(Stored records)
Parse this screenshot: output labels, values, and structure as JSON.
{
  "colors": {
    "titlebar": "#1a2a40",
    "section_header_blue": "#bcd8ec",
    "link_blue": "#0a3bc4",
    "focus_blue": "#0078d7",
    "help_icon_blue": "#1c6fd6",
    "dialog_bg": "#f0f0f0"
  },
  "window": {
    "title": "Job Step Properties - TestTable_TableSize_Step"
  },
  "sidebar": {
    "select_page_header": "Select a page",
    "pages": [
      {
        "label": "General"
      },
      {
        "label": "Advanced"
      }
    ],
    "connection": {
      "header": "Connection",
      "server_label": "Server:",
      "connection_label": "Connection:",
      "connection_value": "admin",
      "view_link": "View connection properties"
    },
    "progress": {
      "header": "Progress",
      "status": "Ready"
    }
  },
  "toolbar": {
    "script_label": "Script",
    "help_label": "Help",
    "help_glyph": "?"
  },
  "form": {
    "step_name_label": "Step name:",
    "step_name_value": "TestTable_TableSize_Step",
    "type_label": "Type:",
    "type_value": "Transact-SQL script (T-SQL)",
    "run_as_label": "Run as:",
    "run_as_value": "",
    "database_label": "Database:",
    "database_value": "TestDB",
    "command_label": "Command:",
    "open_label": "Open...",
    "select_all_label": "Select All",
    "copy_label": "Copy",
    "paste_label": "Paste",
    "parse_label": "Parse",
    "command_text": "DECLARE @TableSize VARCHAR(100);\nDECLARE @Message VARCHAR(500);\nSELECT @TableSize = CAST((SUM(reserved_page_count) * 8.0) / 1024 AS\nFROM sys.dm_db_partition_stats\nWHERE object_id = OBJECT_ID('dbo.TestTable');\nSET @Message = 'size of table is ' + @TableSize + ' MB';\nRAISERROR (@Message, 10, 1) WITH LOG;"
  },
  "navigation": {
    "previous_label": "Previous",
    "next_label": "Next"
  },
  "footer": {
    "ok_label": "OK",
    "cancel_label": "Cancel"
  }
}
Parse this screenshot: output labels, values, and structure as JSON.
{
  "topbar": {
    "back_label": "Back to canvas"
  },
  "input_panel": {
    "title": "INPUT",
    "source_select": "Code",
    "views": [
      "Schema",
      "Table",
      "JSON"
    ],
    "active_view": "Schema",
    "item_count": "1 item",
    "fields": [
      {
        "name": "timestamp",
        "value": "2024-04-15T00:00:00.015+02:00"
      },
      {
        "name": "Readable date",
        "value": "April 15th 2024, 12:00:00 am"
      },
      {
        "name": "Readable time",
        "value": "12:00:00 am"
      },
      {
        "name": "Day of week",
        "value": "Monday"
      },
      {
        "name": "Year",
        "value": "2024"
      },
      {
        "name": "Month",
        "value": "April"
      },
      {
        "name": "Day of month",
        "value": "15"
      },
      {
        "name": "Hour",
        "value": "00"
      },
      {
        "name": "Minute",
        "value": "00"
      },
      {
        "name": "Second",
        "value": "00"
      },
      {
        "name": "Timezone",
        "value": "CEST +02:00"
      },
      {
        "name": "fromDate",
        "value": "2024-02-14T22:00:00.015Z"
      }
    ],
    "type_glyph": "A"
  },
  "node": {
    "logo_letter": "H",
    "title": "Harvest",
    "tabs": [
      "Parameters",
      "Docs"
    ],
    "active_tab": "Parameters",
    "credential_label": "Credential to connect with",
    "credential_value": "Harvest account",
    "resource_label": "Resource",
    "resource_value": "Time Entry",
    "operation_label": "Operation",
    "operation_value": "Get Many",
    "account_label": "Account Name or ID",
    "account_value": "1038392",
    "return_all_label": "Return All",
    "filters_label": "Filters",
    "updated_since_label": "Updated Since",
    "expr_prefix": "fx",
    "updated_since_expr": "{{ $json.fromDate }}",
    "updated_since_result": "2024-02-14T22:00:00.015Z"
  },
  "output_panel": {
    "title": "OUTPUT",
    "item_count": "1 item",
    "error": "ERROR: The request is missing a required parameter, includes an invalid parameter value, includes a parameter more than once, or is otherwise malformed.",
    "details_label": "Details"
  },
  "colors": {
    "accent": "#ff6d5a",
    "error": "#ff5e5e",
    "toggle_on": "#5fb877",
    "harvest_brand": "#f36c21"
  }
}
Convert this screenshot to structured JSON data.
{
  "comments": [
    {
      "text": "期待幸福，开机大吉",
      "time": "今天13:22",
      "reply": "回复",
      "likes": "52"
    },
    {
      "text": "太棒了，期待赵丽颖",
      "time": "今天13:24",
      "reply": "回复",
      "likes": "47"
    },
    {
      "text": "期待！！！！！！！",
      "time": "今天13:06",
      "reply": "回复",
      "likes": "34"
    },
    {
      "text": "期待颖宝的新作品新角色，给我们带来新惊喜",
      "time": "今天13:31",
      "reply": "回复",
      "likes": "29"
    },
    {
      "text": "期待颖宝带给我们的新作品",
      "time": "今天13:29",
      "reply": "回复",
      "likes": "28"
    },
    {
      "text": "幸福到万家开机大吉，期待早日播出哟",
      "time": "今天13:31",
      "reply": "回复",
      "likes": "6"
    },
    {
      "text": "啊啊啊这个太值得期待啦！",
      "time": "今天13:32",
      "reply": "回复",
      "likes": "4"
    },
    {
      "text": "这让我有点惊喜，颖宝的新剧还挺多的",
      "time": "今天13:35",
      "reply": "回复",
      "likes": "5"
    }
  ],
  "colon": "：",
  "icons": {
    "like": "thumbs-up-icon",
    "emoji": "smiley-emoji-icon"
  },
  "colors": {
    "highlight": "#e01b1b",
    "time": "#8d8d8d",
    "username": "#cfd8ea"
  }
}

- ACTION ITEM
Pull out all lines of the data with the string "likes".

- WRITTEN REPLY
      "likes": "52"
      "likes": "47"
      "likes": "34"
      "likes": "29"
      "likes": "28"
      "likes": "6"
      "likes": "4"
      "likes": "5"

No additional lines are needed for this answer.